7 Ideas to Help Support Children’s Mental Health As Winter Wraps Up

undefinedDo you have a child who is struggling this winter? The “grey months” of winter, especially once the excitement for the winter holidays have passed, can already be mentally difficult for kids. With the added social changes many kids are navigating this year due to Covid-19 restrictions, it’s important for parents to be in tune with their child’s mental well-being. If you think that these factors are compounding and resulting in emotional and mental trails for your child, the following suggestions may help to promote mental health:

Embrace the Winter Months

Spending time outdoors throughout the year is important for mental health—fresh air, natural light, and exercise work together to increase mood, reduce stress and anxiety, and provide a space to relax and disconnect from stressors. Rather than avoid outside activities during the winter, it may be helpful to reframe your perspective and brainstorm ideas with your kid on how you can embrace the winter weather. What does winter allow you to do that other seasons don’t? Plan for activities that celebrate the opportunities afforded by the winter months—sledding, skating, hiking to find frozen waterfalls, puddle jumping, making homemade ice cream, or appreciating an outdoor campfire.

Stay in Touch with Extended Family and Friends

As adults, we’ve probably all experienced the feeling of really not wanting to hop online for a virtual chat, but feeling really glad that we did and filled up afterwards. The same is true with children, which is why it’s important to continue encouraging them to stay in touch with their extended family and friends, despite pandemic and computer fatigue. Connecting with loved ones, laughing, and feeling heard and known is positive for everyone—children and adults.

Provide Your Child with a Diary or Journal

Providing your child with a diary to be able to process their feelings via written word can be incredibly therapeutic. Journaling or writing in a diary is a common way for both kids and adults to express what they’re feeling in a safe place, as well as to practice creative expression.

Start a Mood Jar

One idea to help spread joy in the house is to create a mood jar for your child. Within the mood jar you can write down favorite memories that make your child laugh, words of affirmation, “coupons” for certain allowances (such as a sleepover with friends, or picking a dessert to be made for them), or an activity that brings them joy. If your child is feeling down and could use a pick-me-up, they can draw a piece of paper from their mood jar to provide a laugh or something to look forward to.

Continue Maintaining Structure and Routine

Even if they fight it, maintaining a consistent routine for your child is good for their mental health, helps to reduce anxiety, and creates reliable structure that offers support within their day-to-day lives. Whether it’s sticking to consistent bedtimes, or restrictions on screen time, routine is often something that kids fight against without realizing the value that it provides to their life—as their parent, helping to maintain this structure can be a huge help for their overall mood.

Dream Up Future Plans with Them

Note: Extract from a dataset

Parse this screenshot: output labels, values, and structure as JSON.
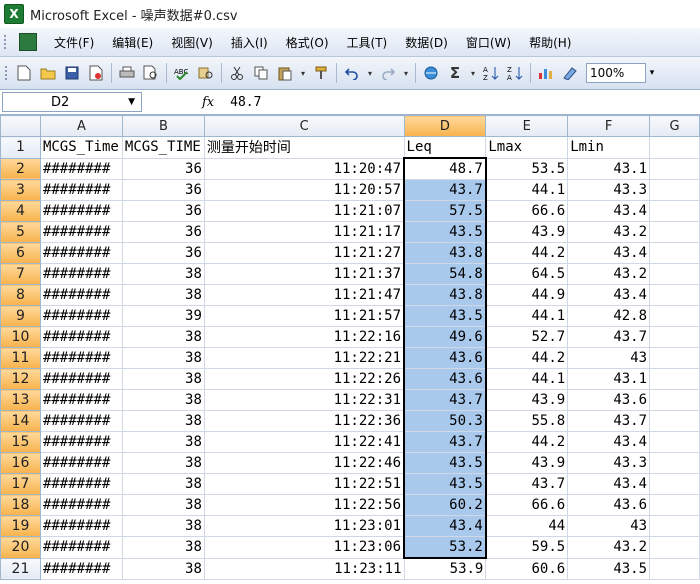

Kids, just like adults, can thrive when they know that sunnier days are ahead, and when they have something to look forward to—it can make the current days of social isolation and grey clouds feel more manageable and temporary. What’s something that you and your kids can plan for in months to come that is likely to be do-able even with the pandemic in mind? Perhaps it’s going on a camping trip in the spring, planning a slumber party with their friends, going on a road trip (near or far) to a place they’ve been wanting to visit or would be excited to experience. Gear it towards an interest of theirs and have it be something that you can put up on a calendar and count down the days together.

Focus on Gratitude Together

Practicing gratitude is an intentional exercise that can change your child’s state of mind and perspective on the world around them. Practicing gratitude is not negating the difficult happenings around you, but choosing to put equal energy into focusing on the positive aspects of your life. Whether it’s starting each morning by sharing something you’re grateful for, or making a game out of it, how can you and your child create a habit of highlighting the big and small moments in life that are positive? Practicing gratitude not only teaches your child to look for the silver-linings in even the most difficult scenarios, but provides them with reassurance from you, their parent, when they hear you focus more on the good in your world, rather than the bad. Just like any habit in life, practicing gratitude gets easier and becomes more natural the more you do it, so find a way to carve it into your daily routines.

Last but not least, if your child is struggling mentally and could use professional help, it may be beneficial for them to meet with a counselor or therapist who specializes in helping children. If that’s the case, our firm has connections with great therapists in the area, and we’re happy to help connect you with the right people. If you and your family need additional support, you can call us today at (503) 227-0200 to get connected.